“Ch-ch-ch-ch-changes!” sang the late and very much lamented David Bowie, commenting on the state of the world (unless he was pretending to be a steam train approaching a major station, which I doubt), and I’d love to know what he’d make of the state of the planet now. Personally, I think when he and the equally missed Lemmy (from Motorhead) died, that was the start of the world slipping into some form of dark, unpleasant alternate right-wing Trumpian universe… but I digress before I’ve even started, which is good going even for me.
The world always has and always will change; people have gone through times of feast and famine, peace and war, joys and sorrows, Bowie and Jedward (etc). Since time began and we have more change ahead of us here in Beeston too. In a couple of hours, I’ll be heading off to one of our newly re-opened pubs for a (hopefully lovely) socially distanced Sunday lunch sat outside in what looks to be glorious weather. How different from a few months ago when the world was cold and grey, everything was closed, the news was relentlessly depressing and the only social interaction I had was with postie and Amazon drivers.
We’ve lost a few shops and businesses too in that time (indeed one near me appears to have closed without ever having open up; an empty shop had a big refurbish, new window signs in anticipation of opening and then… nothing. Signs gone, windows whited again…). However, more shops, restaurants and venues are opening up now and there seems to be a dynamism and buzz about Beeston that’s impossible to repress (not that I’m trying). Older readers may recall a time when Beeston had a cinema, but now we have a new facility on the verge of opening, the market is back and whilst we may lament some old favourites (I miss you, Chimera Games) we have loads of new restaurants and shops to support.
But what about *us*, the people of Beeston? How has this past year (and longer) affected you? Not at all – or at least very little – for some; massively for others in terms of health, wealth and happiness. Some losses will stay with people for the rest of their lives, but I hope as a community we can pull together to support each other even though it’s been a tough time.
It’s easy (especially in a world where we’ve been hiding away and deliberately avoiding human contact) to retain that wariness and suspicion and allow it to grow into mistrust or even fear; reports of pet and bike thefts or the antisocial behaviour of children and teenagers in parks can take hold and colour a world view more than is desirable. Are things worse than they used to be? There are quotes from ancient Greeks bemoaning the lack of respect youngsters show to their elders, I think it was ever thus. Bike thefts in the area do seem appalling, but a friend in the Police tells me the whole ‘pet napping thing really isn’t an issue (or at least certainly nowhere near as bad as the media (and social media) frenzy around it suggests.

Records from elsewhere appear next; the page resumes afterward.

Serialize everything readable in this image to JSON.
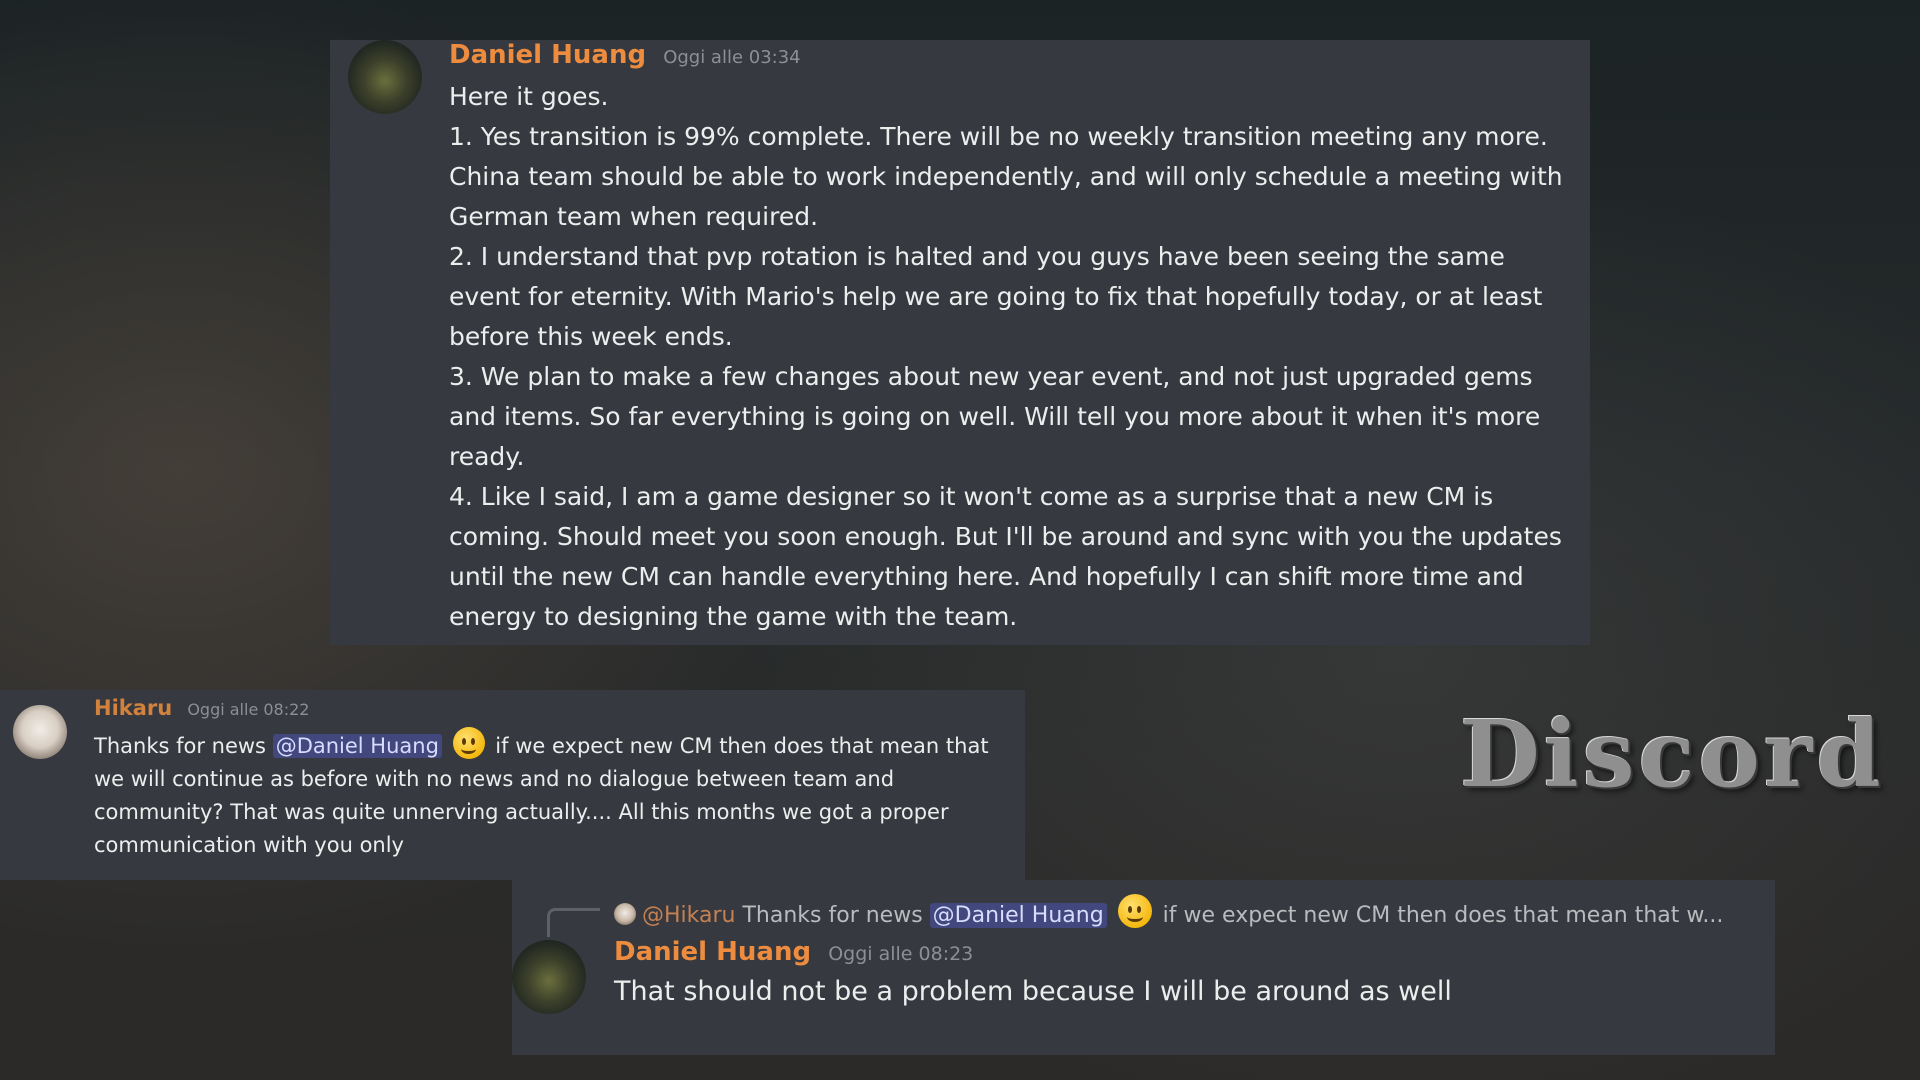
{
  "message1": {
    "author": "Daniel Huang",
    "timestamp": "Oggi alle 03:34",
    "lines": [
      "Here it goes.",
      "1. Yes transition is 99% complete. There will be no weekly transition meeting any more. China team should be able to work independently, and will only schedule a meeting with German team when required.",
      "2. I understand that pvp rotation is halted and you guys have been seeing the same event for eternity. With Mario's help we are going to fix that hopefully today, or at least before this week ends.",
      "3. We plan to make a few changes about new year event, and not just upgraded gems and items. So far everything is going on well. Will tell you more about it when it's more ready.",
      "4. Like I said, I am a game designer so it won't come as a surprise that a new CM is coming. Should meet you soon enough. But I'll be around and sync with you the updates until the new CM can handle everything here. And hopefully I can shift more time and energy to designing the game with the team."
    ]
  },
  "message2": {
    "author": "Hikaru",
    "timestamp": "Oggi alle 08:22",
    "text_before": "Thanks for news",
    "mention": "@Daniel Huang",
    "emoji": "slightly-smiling-face",
    "text_after": "if we expect new CM then does that mean that we will continue as before with no news and no dialogue between team and community? That was quite unnerving actually.... All this months we got a proper communication with you only"
  },
  "message3": {
    "reply": {
      "author": "@Hikaru",
      "text_before": "Thanks for news",
      "mention": "@Daniel Huang",
      "text_after": "if we expect new CM then does that mean that w..."
    },
    "author": "Daniel Huang",
    "timestamp": "Oggi alle 08:23",
    "text": "That should not be a problem because I will be around as well"
  },
  "logo": {
    "text": "Discord"
  },
  "colors": {
    "card_bg": "#36393f",
    "author_orange": "#ed8c3f",
    "mention_bg": "#5865f2",
    "timestamp": "#8c8f93"
  }
}
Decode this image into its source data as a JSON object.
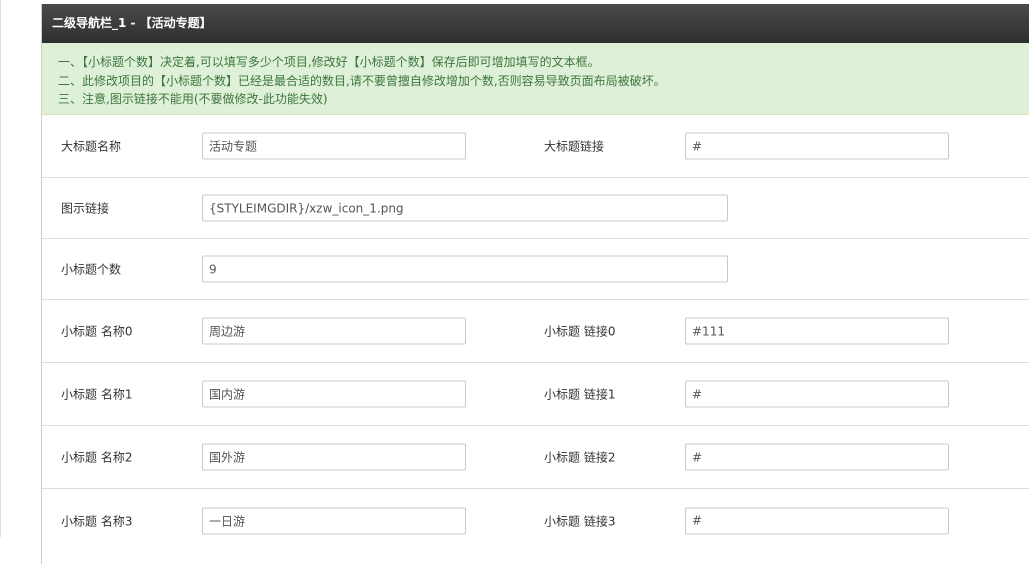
{
  "header": {
    "title": "二级导航栏_1 - 【活动专题】"
  },
  "notice": {
    "lines": [
      "一、【小标题个数】决定着,可以填写多少个项目,修改好【小标题个数】保存后即可增加填写的文本框。",
      "二、此修改项目的【小标题个数】已经是最合适的数目,请不要曾擅自修改增加个数,否则容易导致页面布局被破坏。",
      "三、注意,图示链接不能用(不要做修改-此功能失效)"
    ]
  },
  "form": {
    "main_title": {
      "label": "大标题名称",
      "value": "活动专题"
    },
    "main_link": {
      "label": "大标题链接",
      "value": "#"
    },
    "icon_link": {
      "label": "图示链接",
      "value": "{STYLEIMGDIR}/xzw_icon_1.png"
    },
    "sub_count": {
      "label": "小标题个数",
      "value": "9"
    },
    "subs": [
      {
        "name_label": "小标题 名称0",
        "name_value": "周边游",
        "link_label": "小标题 链接0",
        "link_value": "#111"
      },
      {
        "name_label": "小标题 名称1",
        "name_value": "国内游",
        "link_label": "小标题 链接1",
        "link_value": "#"
      },
      {
        "name_label": "小标题 名称2",
        "name_value": "国外游",
        "link_label": "小标题 链接2",
        "link_value": "#"
      },
      {
        "name_label": "小标题 名称3",
        "name_value": "一日游",
        "link_label": "小标题 链接3",
        "link_value": "#"
      }
    ]
  },
  "colors": {
    "header_bg": "#333333",
    "notice_bg": "#dff0d8",
    "notice_text": "#3c763d"
  }
}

And maybe it’s the weather but I’m feeling a bit more positive too; even though there’s still no Robin Hood work around I’m getting things done in the garden and around the house and something’s changed in my head too – it feels like a genuine determination to move forward, to be positive and not to let a bleak past claw me back into the black and grey.
A positive attitude has to be a good thing I’m sure – for me and for all of us, and for Beeston. For as the great Mahatma Gandhi (himself a one-time visitor to Beeston)* said to the little boy who had swallowed a number of coins and wanted to know how to get them back, “Just Wait. Change is inevitable”.
* I know, he didn’t really say it, Disraeli did – but he never visited Beeston, so Gandhi’s way cooler.